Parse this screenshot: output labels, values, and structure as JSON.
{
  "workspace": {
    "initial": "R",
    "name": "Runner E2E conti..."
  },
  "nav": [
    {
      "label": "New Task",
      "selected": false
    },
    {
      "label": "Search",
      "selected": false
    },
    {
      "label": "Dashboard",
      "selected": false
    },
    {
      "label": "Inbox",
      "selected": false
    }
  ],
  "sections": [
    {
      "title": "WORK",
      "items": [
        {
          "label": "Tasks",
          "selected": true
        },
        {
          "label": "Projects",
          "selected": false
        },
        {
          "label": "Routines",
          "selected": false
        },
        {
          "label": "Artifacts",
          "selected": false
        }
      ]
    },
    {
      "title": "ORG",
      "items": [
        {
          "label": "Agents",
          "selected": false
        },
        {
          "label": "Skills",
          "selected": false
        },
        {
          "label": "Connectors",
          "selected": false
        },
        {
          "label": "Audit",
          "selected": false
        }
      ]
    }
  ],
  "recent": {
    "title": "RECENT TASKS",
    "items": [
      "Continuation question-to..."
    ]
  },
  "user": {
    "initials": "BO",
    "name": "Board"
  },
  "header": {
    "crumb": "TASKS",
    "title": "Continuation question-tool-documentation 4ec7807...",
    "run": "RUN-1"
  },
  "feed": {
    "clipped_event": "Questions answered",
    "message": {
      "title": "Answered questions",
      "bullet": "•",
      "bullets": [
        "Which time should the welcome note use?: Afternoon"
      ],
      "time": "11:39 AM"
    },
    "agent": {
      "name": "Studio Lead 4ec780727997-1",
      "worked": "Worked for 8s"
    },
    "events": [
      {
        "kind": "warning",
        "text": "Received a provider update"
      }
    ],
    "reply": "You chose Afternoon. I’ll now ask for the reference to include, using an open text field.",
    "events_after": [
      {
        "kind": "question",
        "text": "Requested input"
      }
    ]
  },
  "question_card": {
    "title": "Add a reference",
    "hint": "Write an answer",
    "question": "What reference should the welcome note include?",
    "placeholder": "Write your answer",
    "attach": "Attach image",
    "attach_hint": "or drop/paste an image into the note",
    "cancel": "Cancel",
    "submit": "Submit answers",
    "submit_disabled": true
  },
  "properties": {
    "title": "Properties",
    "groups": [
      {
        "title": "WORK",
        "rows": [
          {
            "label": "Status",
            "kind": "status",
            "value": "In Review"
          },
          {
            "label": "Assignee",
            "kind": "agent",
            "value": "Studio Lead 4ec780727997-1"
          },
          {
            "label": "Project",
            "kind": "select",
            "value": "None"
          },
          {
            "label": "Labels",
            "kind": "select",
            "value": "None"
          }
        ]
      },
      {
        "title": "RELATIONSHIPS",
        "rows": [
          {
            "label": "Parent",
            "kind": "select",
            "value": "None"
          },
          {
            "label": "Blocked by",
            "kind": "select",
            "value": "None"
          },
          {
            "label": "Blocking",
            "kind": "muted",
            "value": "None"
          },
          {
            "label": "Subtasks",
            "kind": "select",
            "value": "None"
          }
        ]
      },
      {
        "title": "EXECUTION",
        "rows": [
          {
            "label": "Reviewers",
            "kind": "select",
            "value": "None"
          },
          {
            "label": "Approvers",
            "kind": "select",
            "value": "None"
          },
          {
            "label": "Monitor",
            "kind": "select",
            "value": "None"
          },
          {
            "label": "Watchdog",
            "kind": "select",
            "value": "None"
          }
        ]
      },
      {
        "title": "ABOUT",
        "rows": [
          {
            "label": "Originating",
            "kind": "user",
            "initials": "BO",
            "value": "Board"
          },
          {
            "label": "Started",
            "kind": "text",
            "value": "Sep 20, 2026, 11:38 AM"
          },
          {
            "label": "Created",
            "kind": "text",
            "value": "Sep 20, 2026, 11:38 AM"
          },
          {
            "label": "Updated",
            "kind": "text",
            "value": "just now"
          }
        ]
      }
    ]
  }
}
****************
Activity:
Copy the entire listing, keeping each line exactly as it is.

Output for this task:
Parse this screenshot: output labels, values, and structure as JSON.
{
  "workspace": {
    "initial": "R",
    "name": "Runner E2E conti..."
  },
  "nav": [
    {
      "label": "New Task",
      "selected": false
    },
    {
      "label": "Search",
      "selected": false
    },
    {
      "label": "Dashboard",
      "selected": false
    },
    {
      "label": "Inbox",
      "selected": false
    }
  ],
  "sections": [
    {
      "title": "WORK",
      "items": [
        {
          "label": "Tasks",
          "selected": true
        },
        {
          "label": "Projects",
          "selected": false
        },
        {
          "label": "Routines",
          "selected": false
        },
        {
          "label": "Artifacts",
          "selected": false
        }
      ]
    },
    {
      "title": "ORG",
      "items": [
        {
          "label": "Agents",
          "selected": false
        },
        {
          "label": "Skills",
          "selected": false
        },
        {
          "label": "Connectors",
          "selected": false
        },
        {
          "label": "Audit",
          "selected": false
        }
      ]
    }
  ],
  "recent": {
    "title": "RECENT TASKS",
    "items": [
      "Continuation question-to..."
    ]
  },
  "user": {
    "initials": "BO",
    "name": "Board"
  },
  "header": {
    "crumb": "TASKS",
    "title": "Continuation question-tool-documentation 4ec7807...",
    "run": "RUN-1"
  },
  "feed": {
    "clipped_event": "Questions answered",
    "message": {
      "title": "Answered questions",
      "bullet": "•",
      "bullets": [
        "Which time should the welcome note use?: Afternoon"
      ],
      "time": "11:39 AM"
    },
    "agent": {
      "name": "Studio Lead 4ec780727997-1",
      "worked": "Worked for 8s"
    },
    "events": [
      {
        "kind": "warning",
        "text": "Received a provider update"
      }
    ],
    "reply": "You chose Afternoon. I’ll now ask for the reference to include, using an open text field.",
    "events_after": [
      {
        "kind": "question",
        "text": "Requested input"
      }
    ]
  },
  "question_card": {
    "title": "Add a reference",
    "hint": "Write an answer",
    "question": "What reference should the welcome note include?",
    "placeholder": "Write your answer",
    "attach": "Attach image",
    "attach_hint": "or drop/paste an image into the note",
    "cancel": "Cancel",
    "submit": "Submit answers",
    "submit_disabled": true
  },
  "properties": {
    "title": "Properties",
    "groups": [
      {
        "title": "WORK",
        "rows": [
          {
            "label": "Status",
            "kind": "status",
            "value": "In Review"
          },
          {
            "label": "Assignee",
            "kind": "agent",
            "value": "Studio Lead 4ec780727997-1"
          },
          {
            "label": "Project",
            "kind": "select",
            "value": "None"
          },
          {
            "label": "Labels",
            "kind": "select",
            "value": "None"
          }
        ]
      },
      {
        "title": "RELATIONSHIPS",
        "rows": [
          {
            "label": "Parent",
            "kind": "select",
            "value": "None"
          },
          {
            "label": "Blocked by",
            "kind": "select",
            "value": "None"
          },
          {
            "label": "Blocking",
            "kind": "muted",
            "value": "None"
          },
          {
            "label": "Subtasks",
            "kind": "select",
            "value": "None"
          }
        ]
      },
      {
        "title": "EXECUTION",
        "rows": [
          {
            "label": "Reviewers",
            "kind": "select",
            "value": "None"
          },
          {
            "label": "Approvers",
            "kind": "select",
            "value": "None"
          },
          {
            "label": "Monitor",
            "kind": "select",
            "value": "None"
          },
          {
            "label": "Watchdog",
            "kind": "select",
            "value": "None"
          }
        ]
      },
      {
        "title": "ABOUT",
        "rows": [
          {
            "label": "Originating",
            "kind": "user",
            "initials": "BO",
            "value": "Board"
          },
          {
            "label": "Started",
            "kind": "text",
            "value": "Sep 20, 2026, 11:38 AM"
          },
          {
            "label": "Created",
            "kind": "text",
            "value": "Sep 20, 2026, 11:38 AM"
          },
          {
            "label": "Updated",
            "kind": "text",
            "value": "just now"
          }
        ]
      }
    ]
  }
}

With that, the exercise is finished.